Its a hard decision. I don't homeschool because I know I would be lousy at it. I don't have the patience and quite honestly, as much as I love my kids and miss them when they are at school, I need a break from them. I do know families that homeschool and the kids thrive. I also know families that tried and it just didn't work for them. Just as each child is different, so is each person's experience with homeschooling.

Devan said...

aawwwhh! That's such a cute activity.

Are These Kids All Yours? said...

Well....I am biased....because we do homeschool. With all the behavioral issues, ADD, and special learning needs we have which vary GREATLY within our 7 children. I have seen miracles! Not that I am hateful to schools, but we LOVE HOMESCHOOLING!

Our kids are the most social butterflies. That whole thing is a silly argument because they learn social skills - from parents :) Trust me...after working in the public schools myself (as a teacher) and seeing children plenty of times at school- you can see- they are just like you know who. You can see it. It is normal- the way God designed it to be.

Yep- a challenge for sure, but worth it- many many many many times over! The thrill of seeing them accomplish something. The thrill of knowing you know your child more than a teacher does. They don't have to "change rules or behaviors".

Oh my list is long as to the whys because I have studied them. I think the whys may be different for some, but I know that there are benefits I just couldn't give up no matter what the obstacles.

I would encourage you to look up some books maybe that tell some of those whys. Or do some online research. If you would have told me that I would be a homeschool mom- I would have thought you were crazy. NOW it is the best thing in the world!

Meg said...

We have done both as well and they both have their pros and cons. Don't put too much pressure on yourself about it. Public school is always there and you can pull out or put in at any time during the year if you change your mind at any point either way.

JonesEthiopia said...

My main experience with homeschooling is with my (weird) cousins when I was growing up. They were socially awkward, and 2 of my cousins got married right after they turned 16.

HOWEVER, since that time (the 80s) homeschooling has taken on a whole new form. And it might be the best choice for you. There are so many supports and networks in place now for homeschooling families.

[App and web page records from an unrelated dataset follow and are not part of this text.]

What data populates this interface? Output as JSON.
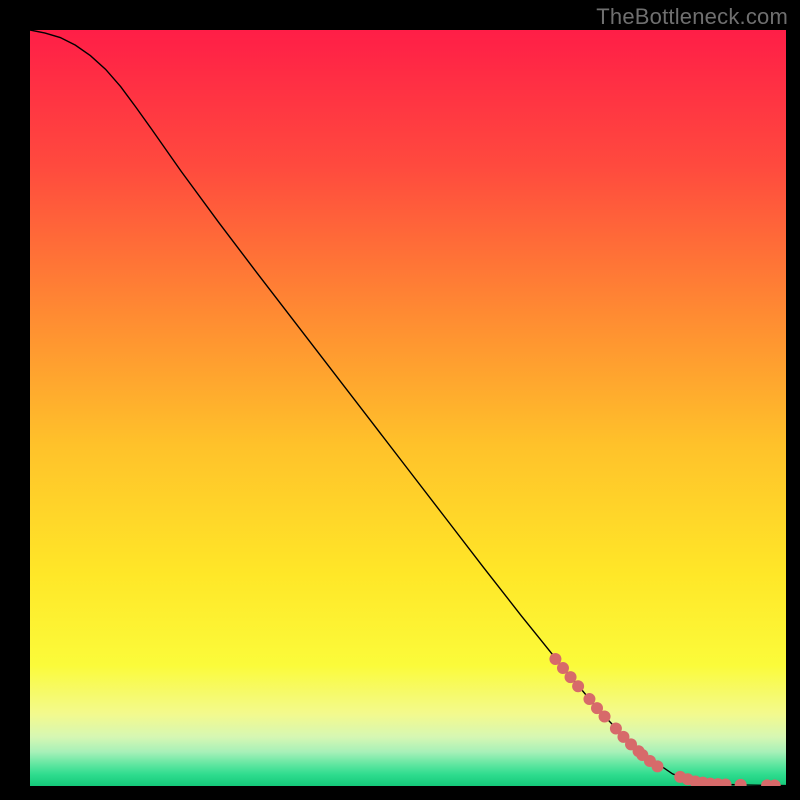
{
  "watermark": "TheBottleneck.com",
  "chart_data": {
    "type": "line",
    "title": "",
    "xlabel": "",
    "ylabel": "",
    "xlim": [
      0,
      100
    ],
    "ylim": [
      0,
      100
    ],
    "grid": false,
    "legend": false,
    "axes_visible": false,
    "background": {
      "type": "vertical_gradient",
      "stops": [
        {
          "pos": 0.0,
          "color": "#FF1E47"
        },
        {
          "pos": 0.18,
          "color": "#FF4A3E"
        },
        {
          "pos": 0.38,
          "color": "#FF8C32"
        },
        {
          "pos": 0.55,
          "color": "#FFC22A"
        },
        {
          "pos": 0.72,
          "color": "#FFE728"
        },
        {
          "pos": 0.84,
          "color": "#FBFB3A"
        },
        {
          "pos": 0.905,
          "color": "#F3FA8E"
        },
        {
          "pos": 0.935,
          "color": "#D6F7B3"
        },
        {
          "pos": 0.955,
          "color": "#A7F0B8"
        },
        {
          "pos": 0.972,
          "color": "#5EE6A0"
        },
        {
          "pos": 0.985,
          "color": "#2EDC8E"
        },
        {
          "pos": 1.0,
          "color": "#14C879"
        }
      ]
    },
    "series": [
      {
        "name": "curve",
        "style": "solid",
        "color": "#000000",
        "width": 1.4,
        "x": [
          0,
          2,
          4,
          6,
          8,
          10,
          12,
          14,
          16,
          20,
          25,
          30,
          35,
          40,
          45,
          50,
          55,
          60,
          65,
          70,
          75,
          80,
          85,
          87,
          89,
          90,
          92,
          95,
          98,
          100
        ],
        "y": [
          100,
          99.6,
          99.0,
          98.0,
          96.6,
          94.8,
          92.5,
          89.8,
          87.0,
          81.3,
          74.5,
          67.9,
          61.4,
          54.9,
          48.4,
          41.9,
          35.4,
          28.9,
          22.5,
          16.3,
          10.3,
          5.0,
          1.6,
          0.9,
          0.45,
          0.32,
          0.2,
          0.12,
          0.08,
          0.06
        ]
      },
      {
        "name": "markers",
        "type": "scatter",
        "color": "#D76A6A",
        "radius": 6,
        "points": [
          {
            "x": 69.5,
            "y": 16.8
          },
          {
            "x": 70.5,
            "y": 15.6
          },
          {
            "x": 71.5,
            "y": 14.4
          },
          {
            "x": 72.5,
            "y": 13.2
          },
          {
            "x": 74.0,
            "y": 11.5
          },
          {
            "x": 75.0,
            "y": 10.3
          },
          {
            "x": 76.0,
            "y": 9.2
          },
          {
            "x": 77.5,
            "y": 7.6
          },
          {
            "x": 78.5,
            "y": 6.5
          },
          {
            "x": 79.5,
            "y": 5.5
          },
          {
            "x": 80.5,
            "y": 4.6
          },
          {
            "x": 81.0,
            "y": 4.1
          },
          {
            "x": 82.0,
            "y": 3.3
          },
          {
            "x": 83.0,
            "y": 2.6
          },
          {
            "x": 86.0,
            "y": 1.2
          },
          {
            "x": 87.0,
            "y": 0.9
          },
          {
            "x": 88.0,
            "y": 0.6
          },
          {
            "x": 89.0,
            "y": 0.45
          },
          {
            "x": 90.0,
            "y": 0.32
          },
          {
            "x": 91.0,
            "y": 0.25
          },
          {
            "x": 92.0,
            "y": 0.2
          },
          {
            "x": 94.0,
            "y": 0.15
          },
          {
            "x": 97.5,
            "y": 0.08
          },
          {
            "x": 98.5,
            "y": 0.07
          }
        ]
      }
    ]
  }
}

Of course, the fact that I'm a public school teacher (instructional coach, whatever!) probably means I should not be an advocate of homeschooling...

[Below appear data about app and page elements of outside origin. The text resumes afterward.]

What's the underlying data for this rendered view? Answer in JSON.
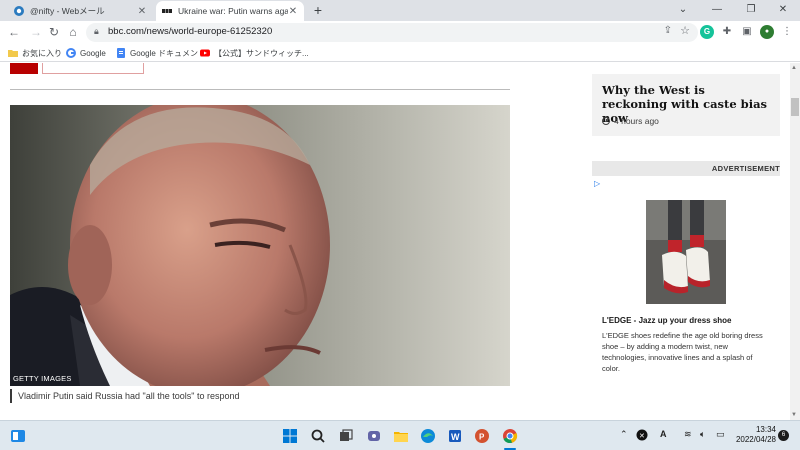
{
  "browser": {
    "tabs": [
      {
        "title": "@nifty - Webメール",
        "active": false
      },
      {
        "title": "Ukraine war: Putin warns against",
        "active": true
      }
    ],
    "new_tab_symbol": "+",
    "url": "bbc.com/news/world-europe-61252320"
  },
  "bookmarks": [
    {
      "label": "お気に入り",
      "icon": "folder-icon"
    },
    {
      "label": "Google",
      "icon": "google-icon"
    },
    {
      "label": "Google ドキュメント",
      "icon": "docs-icon"
    },
    {
      "label": "【公式】サンドウィッチ...",
      "icon": "youtube-icon"
    }
  ],
  "article": {
    "image_credit": "GETTY IMAGES",
    "caption": "Vladimir Putin said Russia had \"all the tools\" to respond"
  },
  "sidebar": {
    "related_title": "Why the West is reckoning with caste bias now",
    "related_time": "4 hours ago",
    "ad_label": "ADVERTISEMENT",
    "ad_title": "L'EDGE - Jazz up your dress shoe",
    "ad_text": "L'EDGE shoes redefine the age old boring dress shoe – by adding a modern twist, new technologies, innovative lines and a splash of color."
  },
  "taskbar": {
    "time": "13:34",
    "date": "2022/04/28",
    "notifications": "6"
  },
  "colors": {
    "bbc_red": "#b80000",
    "chrome_tabstrip": "#dee1e6",
    "taskbar_bg": "#dfe8ef"
  }
}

I'm rambling a lot. I guess my bottom line is that you should definitely try it out. It might be just what he needs!